## Data items
:::
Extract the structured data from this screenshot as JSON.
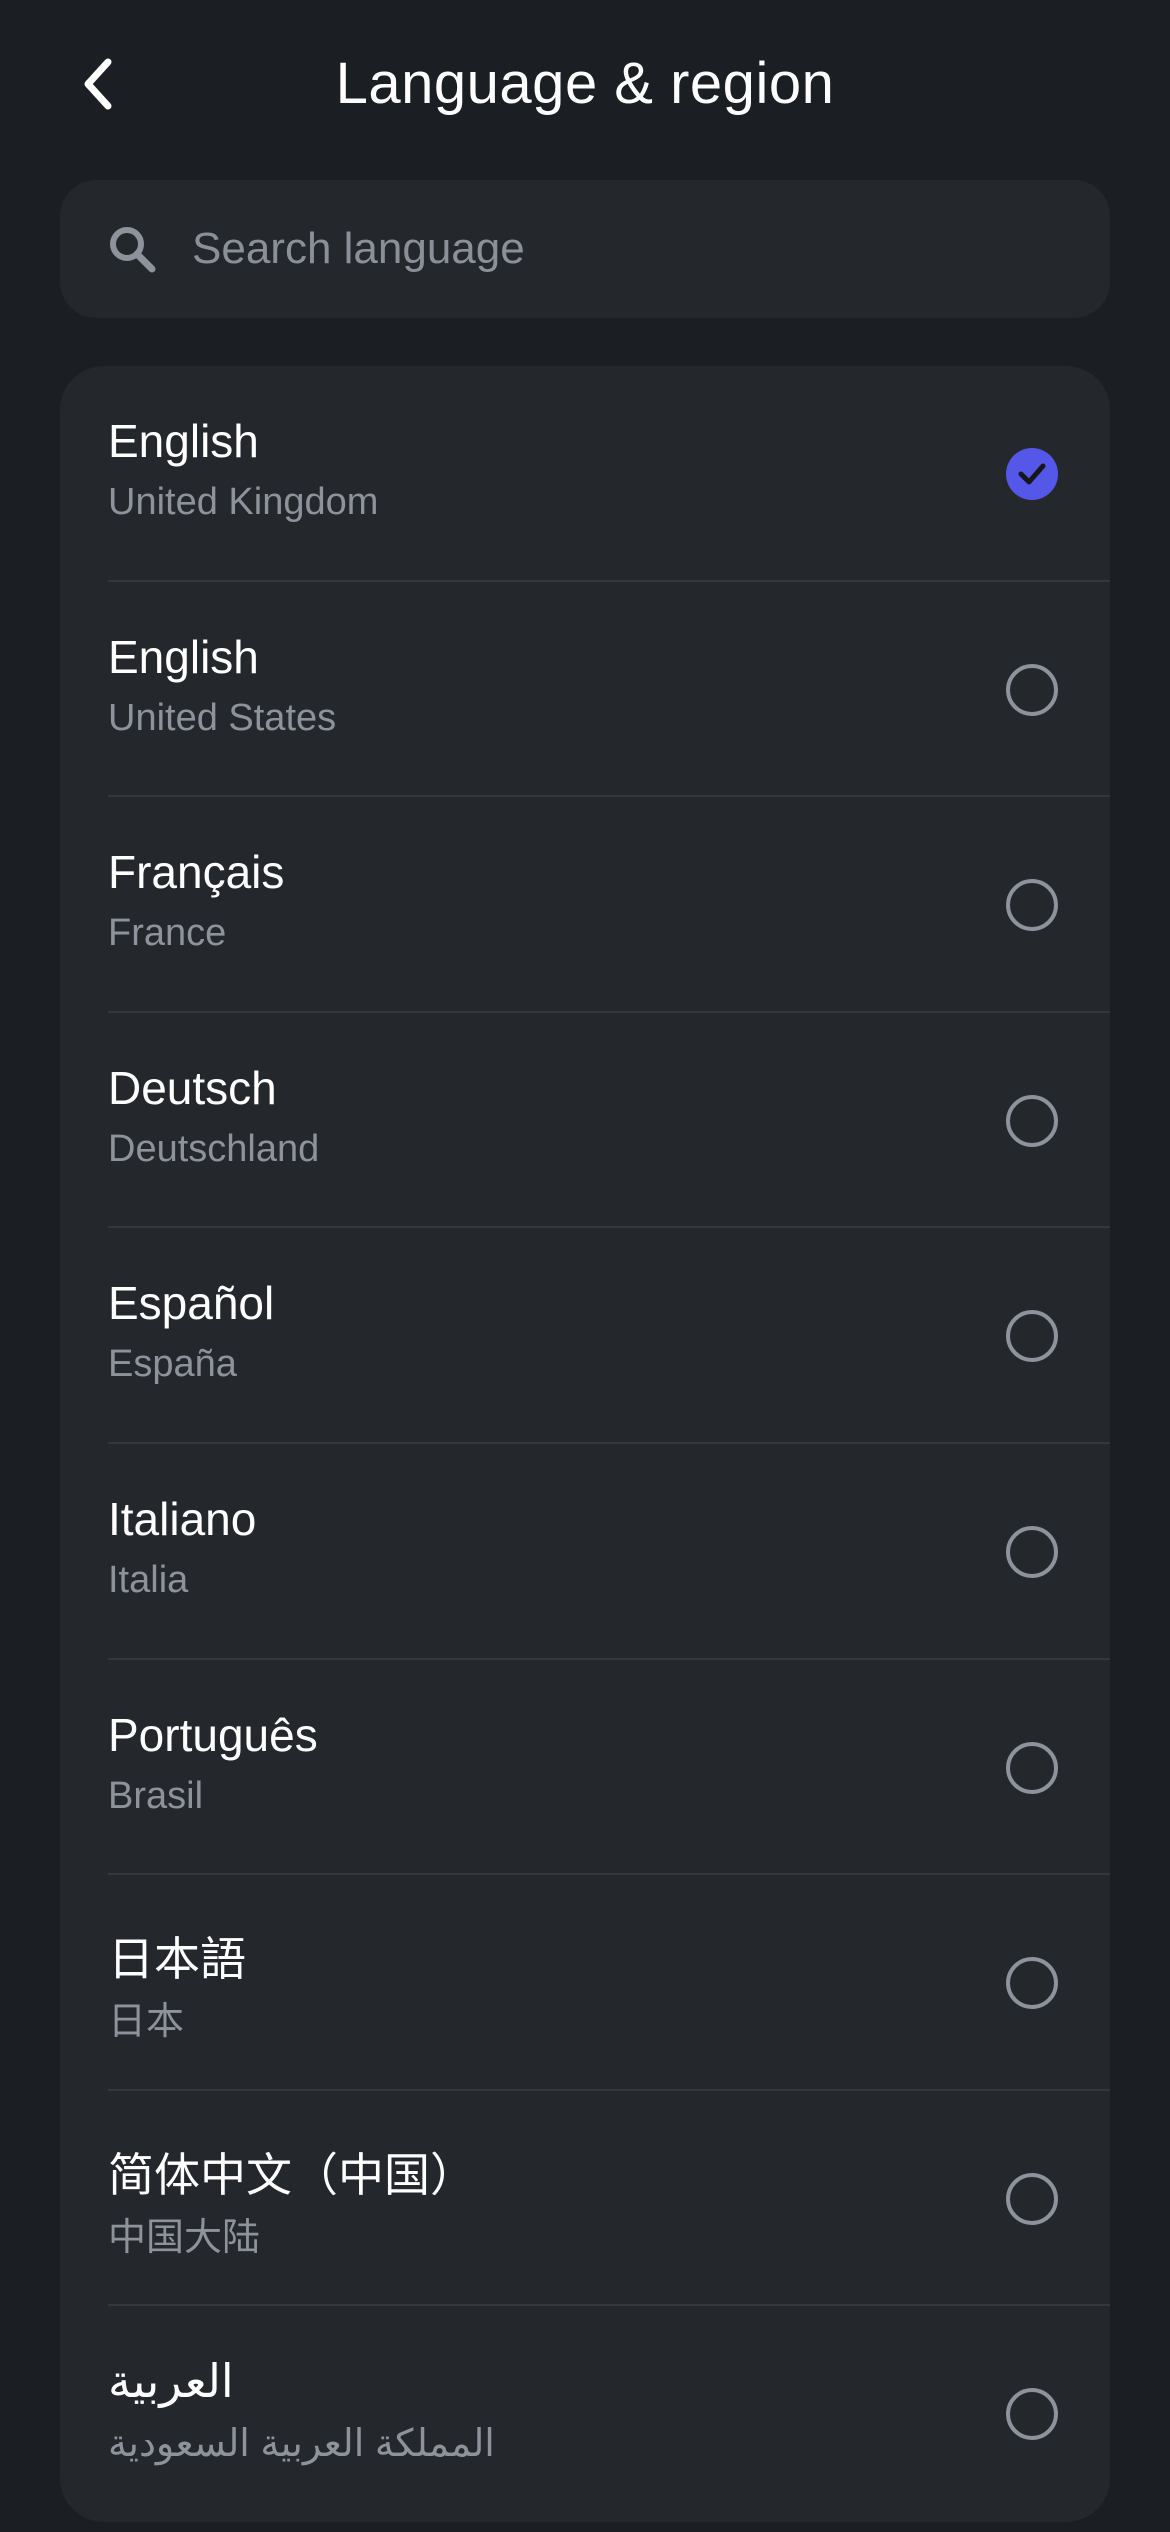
{
  "header": {
    "title": "Language & region",
    "back_icon": "chevron-left-icon"
  },
  "search": {
    "placeholder": "Search language",
    "value": "",
    "icon": "search-icon"
  },
  "colors": {
    "background": "#1b1e22",
    "card": "#24272c",
    "accent": "#5457e8",
    "secondary_text": "#8e939b"
  },
  "languages": [
    {
      "name": "English",
      "region": "United Kingdom",
      "selected": true
    },
    {
      "name": "English",
      "region": "United States",
      "selected": false
    },
    {
      "name": "Français",
      "region": "France",
      "selected": false
    },
    {
      "name": "Deutsch",
      "region": "Deutschland",
      "selected": false
    },
    {
      "name": "Español",
      "region": "España",
      "selected": false
    },
    {
      "name": "Italiano",
      "region": "Italia",
      "selected": false
    },
    {
      "name": "Português",
      "region": "Brasil",
      "selected": false
    },
    {
      "name": "日本語",
      "region": "日本",
      "selected": false
    },
    {
      "name": "简体中文（中国）",
      "region": "中国大陆",
      "selected": false
    },
    {
      "name": "العربية",
      "region": "المملكة العربية السعودية",
      "selected": false
    }
  ]
}
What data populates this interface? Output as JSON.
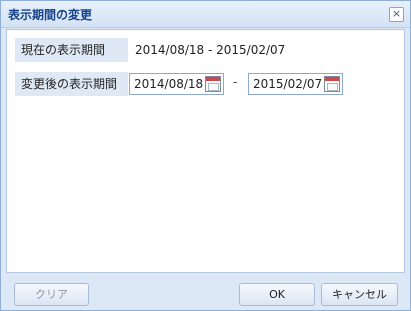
{
  "dialog": {
    "title": "表示期間の変更",
    "close_icon": "close-icon"
  },
  "current_period": {
    "label": "現在の表示期間",
    "value": "2014/08/18 - 2015/02/07"
  },
  "new_period": {
    "label": "変更後の表示期間",
    "start": "2014/08/18",
    "separator": "-",
    "end": "2015/02/07",
    "calendar_icon": "calendar-icon"
  },
  "buttons": {
    "clear": "クリア",
    "ok": "OK",
    "cancel": "キャンセル"
  },
  "colors": {
    "title_text": "#15428b",
    "frame": "#dce8f6",
    "label_bg": "#dfe9f6"
  }
}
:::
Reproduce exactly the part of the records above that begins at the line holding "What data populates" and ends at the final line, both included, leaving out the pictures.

What data populates this interface? Output as JSON.
{
  "dialog": {
    "title": "表示期間の変更",
    "close_icon": "close-icon"
  },
  "current_period": {
    "label": "現在の表示期間",
    "value": "2014/08/18 - 2015/02/07"
  },
  "new_period": {
    "label": "変更後の表示期間",
    "start": "2014/08/18",
    "separator": "-",
    "end": "2015/02/07",
    "calendar_icon": "calendar-icon"
  },
  "buttons": {
    "clear": "クリア",
    "ok": "OK",
    "cancel": "キャンセル"
  },
  "colors": {
    "title_text": "#15428b",
    "frame": "#dce8f6",
    "label_bg": "#dfe9f6"
  }
}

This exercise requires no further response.